Letaba 23rd Feb

We went out yesterday evening for an hour before sunset and after I had sent out yesterday’s blog.

We crept along the river road upstream from the camp taking all the little loop roads.

Dusky Lark

It was a balmy, golden evening.


We sat on the bridge for a minute or two admiring the magnificent sunset. My goodness but this has been a tremendous February with no heat at all.

Letaba River

This morning we make a beeline for our pan at 5.30am. We arrive there with watery sunlight and high cloud. Our Dwarf Bittern is already perched on his stump as we get there.

Dwarf Bittern

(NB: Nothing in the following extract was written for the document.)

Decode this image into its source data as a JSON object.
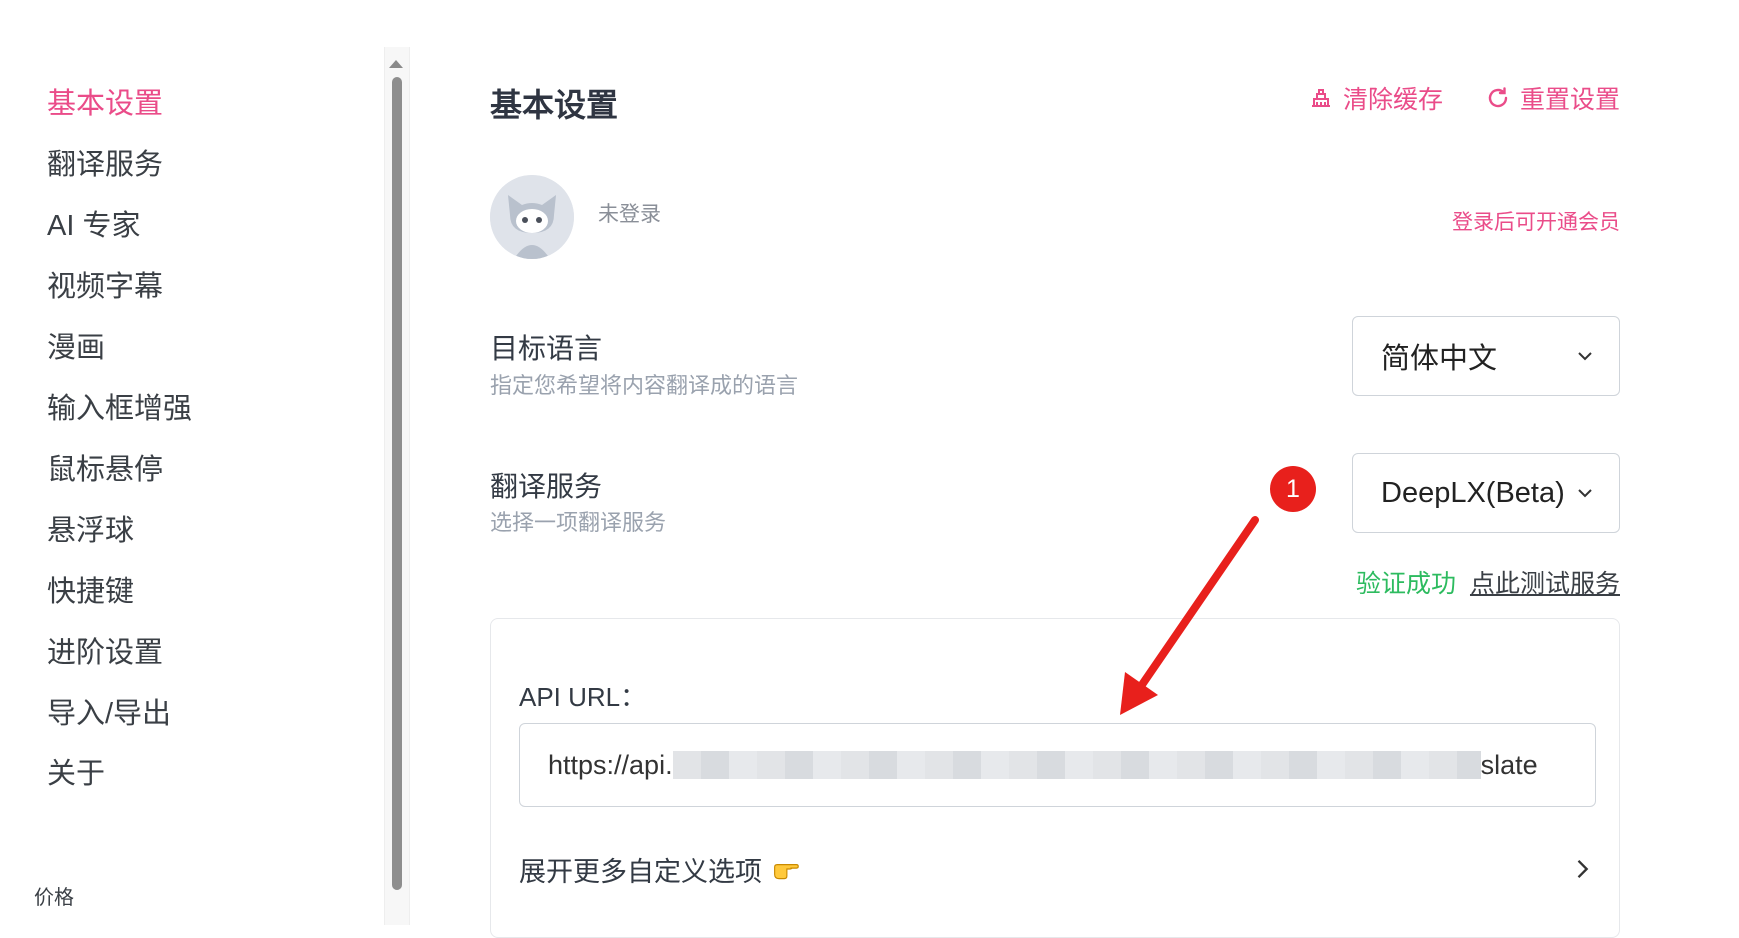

Across the water a large male Ellie is going about his ablutions and squirting water about. We then become engrossed in two Lesser Moorhens which are fairly rare and I manage a few good photos.

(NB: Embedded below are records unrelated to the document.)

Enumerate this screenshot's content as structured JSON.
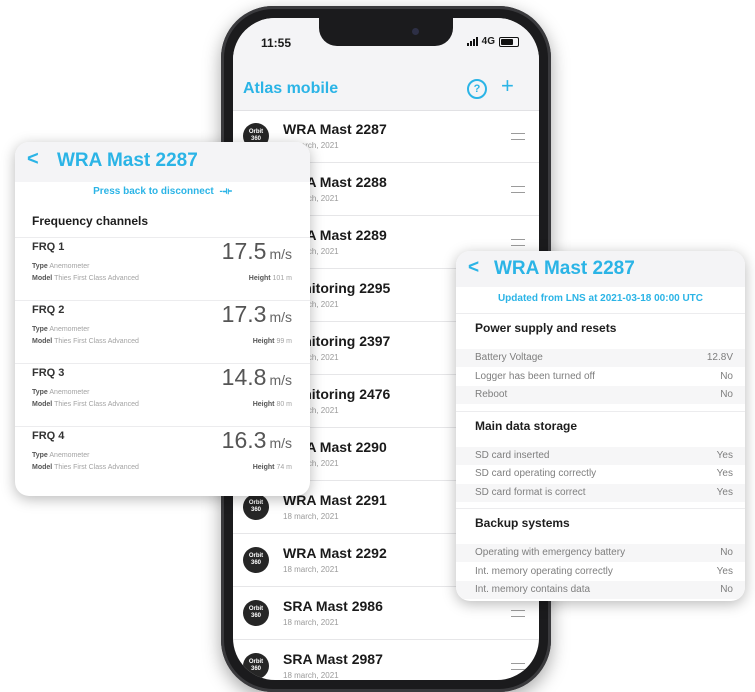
{
  "colors": {
    "accent": "#2bb4e6",
    "phone_frame": "#1b1b1d",
    "logo_bg": "#262626"
  },
  "phone": {
    "status": {
      "time": "11:55",
      "network": "4G"
    },
    "app_title": "Atlas mobile",
    "help_icon": "?",
    "add_icon": "+",
    "logo_text": [
      "Orbit",
      "360"
    ],
    "stations": [
      {
        "name": "WRA Mast 2287",
        "date": "18 march, 2021"
      },
      {
        "name": "WRA Mast 2288",
        "date": "18 march, 2021"
      },
      {
        "name": "WRA Mast 2289",
        "date": "18 march, 2021"
      },
      {
        "name": "Monitoring 2295",
        "date": "18 march, 2021"
      },
      {
        "name": "Monitoring 2397",
        "date": "18 march, 2021"
      },
      {
        "name": "Monitoring 2476",
        "date": "18 march, 2021"
      },
      {
        "name": "WRA Mast 2290",
        "date": "18 march, 2021"
      },
      {
        "name": "WRA Mast 2291",
        "date": "18 march, 2021"
      },
      {
        "name": "WRA Mast 2292",
        "date": "18 march, 2021"
      },
      {
        "name": "SRA Mast 2986",
        "date": "18 march, 2021"
      },
      {
        "name": "SRA Mast 2987",
        "date": "18 march, 2021"
      }
    ]
  },
  "left_card": {
    "title": "WRA Mast 2287",
    "disconnect_text": "Press back to disconnect",
    "section": "Frequency channels",
    "type_label": "Type",
    "model_label": "Model",
    "height_label": "Height",
    "channels": [
      {
        "label": "FRQ 1",
        "value": "17.5",
        "unit": "m/s",
        "type": "Anemometer",
        "model": "Thies First Class Advanced",
        "height": "101 m"
      },
      {
        "label": "FRQ 2",
        "value": "17.3",
        "unit": "m/s",
        "type": "Anemometer",
        "model": "Thies First Class Advanced",
        "height": "99 m"
      },
      {
        "label": "FRQ 3",
        "value": "14.8",
        "unit": "m/s",
        "type": "Anemometer",
        "model": "Thies First Class Advanced",
        "height": "80 m"
      },
      {
        "label": "FRQ 4",
        "value": "16.3",
        "unit": "m/s",
        "type": "Anemometer",
        "model": "Thies First Class Advanced",
        "height": "74 m"
      }
    ]
  },
  "right_card": {
    "title": "WRA Mast 2287",
    "updated": "Updated from LNS at 2021-03-18 00:00 UTC",
    "groups": [
      {
        "title": "Power supply and resets",
        "items": [
          {
            "key": "Battery Voltage",
            "value": "12.8V"
          },
          {
            "key": "Logger has been turned off",
            "value": "No"
          },
          {
            "key": "Reboot",
            "value": "No"
          }
        ]
      },
      {
        "title": "Main data storage",
        "items": [
          {
            "key": "SD card inserted",
            "value": "Yes"
          },
          {
            "key": "SD card operating correctly",
            "value": "Yes"
          },
          {
            "key": "SD card format is correct",
            "value": "Yes"
          }
        ]
      },
      {
        "title": "Backup systems",
        "items": [
          {
            "key": "Operating with emergency battery",
            "value": "No"
          },
          {
            "key": "Int. memory operating correctly",
            "value": "Yes"
          },
          {
            "key": "Int. memory contains data",
            "value": "No"
          }
        ]
      }
    ]
  }
}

Lesser Moorhen

So busy are we that we it comes as a sudden shock when our large male ellie, heavily in musth, brushes through the mopane just ten meters from us. I must explain that the entry road to the pan is narrow with a tight turning circle at the water’s edge. I had manoeuvred the Quantum broadside on with the back of the vehicle against the mopane trees. Our ellie is directly in front and we can do nothing but freeze. After our experience at Punda I am in no mood for more battles with giant ellies. He is inquisitive and a little confused as he comes to within five meters of us towering over the vehicle. I beseech Renette not to make a sound as the slightest provocation could push him right over the edge. Meanwhile Renette has shown great composure by videoing the whole scene. Afterwards I had to edit 8 minutes of movie of this giant circling around us. Herewith Renette’s movie.

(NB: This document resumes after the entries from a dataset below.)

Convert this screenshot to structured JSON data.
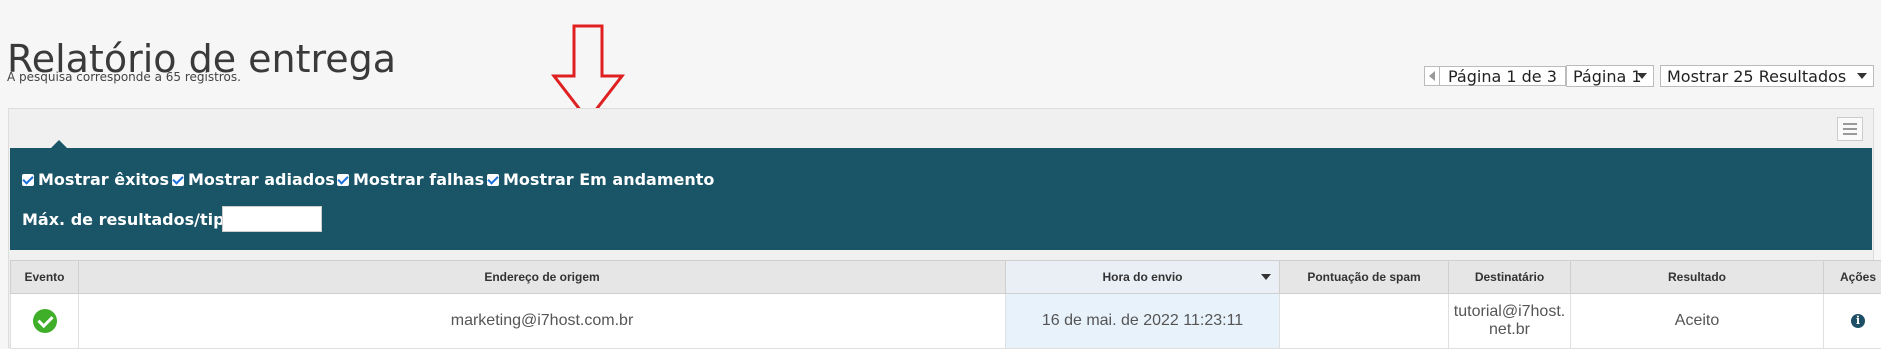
{
  "page": {
    "title": "Relatório de entrega",
    "result_count": "A pesquisa corresponde a 65 registros."
  },
  "pager": {
    "label": "Página 1 de 3",
    "page_select": "Página 1",
    "results_select": "Mostrar 25 Resultados"
  },
  "filters": {
    "show_success": "Mostrar êxitos",
    "show_deferred": "Mostrar adiados",
    "show_failures": "Mostrar falhas",
    "show_in_progress": "Mostrar Em andamento",
    "max_results_label": "Máx. de resultados/tipo:",
    "max_results_value": ""
  },
  "table": {
    "columns": [
      "Evento",
      "Endereço de origem",
      "Hora do envio",
      "Pontuação de spam",
      "Destinatário",
      "Resultado",
      "Ações"
    ],
    "rows": [
      {
        "event": "success-icon",
        "origin": "marketing@i7host.com.br",
        "sent_time": "16 de mai. de 2022 11:23:11",
        "spam_score": "",
        "recipient": "tutorial@i7host.net.br",
        "result": "Aceito",
        "action": "info-icon"
      }
    ]
  },
  "colors": {
    "filter_bar": "#195467",
    "success": "#3fae29",
    "annotation_arrow": "#e02020"
  }
}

A little shaken after our ordeal, we return to camp at 8.30am,

High cloud is providing good light so I go out at 3.30pm along a loop road (S69) close to camp. Here I meet a most impressive tusker.

After travelling about 5 Km’s I come to where a flooding stream has washed away the road completely so I must turn back. I pick up Renette in camp and at 5pm we return to our pan along the S131 which is abuzz with activity. This evening it is my favourite ducks, the Knob-billed or Comb Ducks, that are performing in the lovely evening light.

Egyptian Goose landing

These seasonal pans that one gets after heavy rains are full of the most interesting sights and we are spellbound by it all.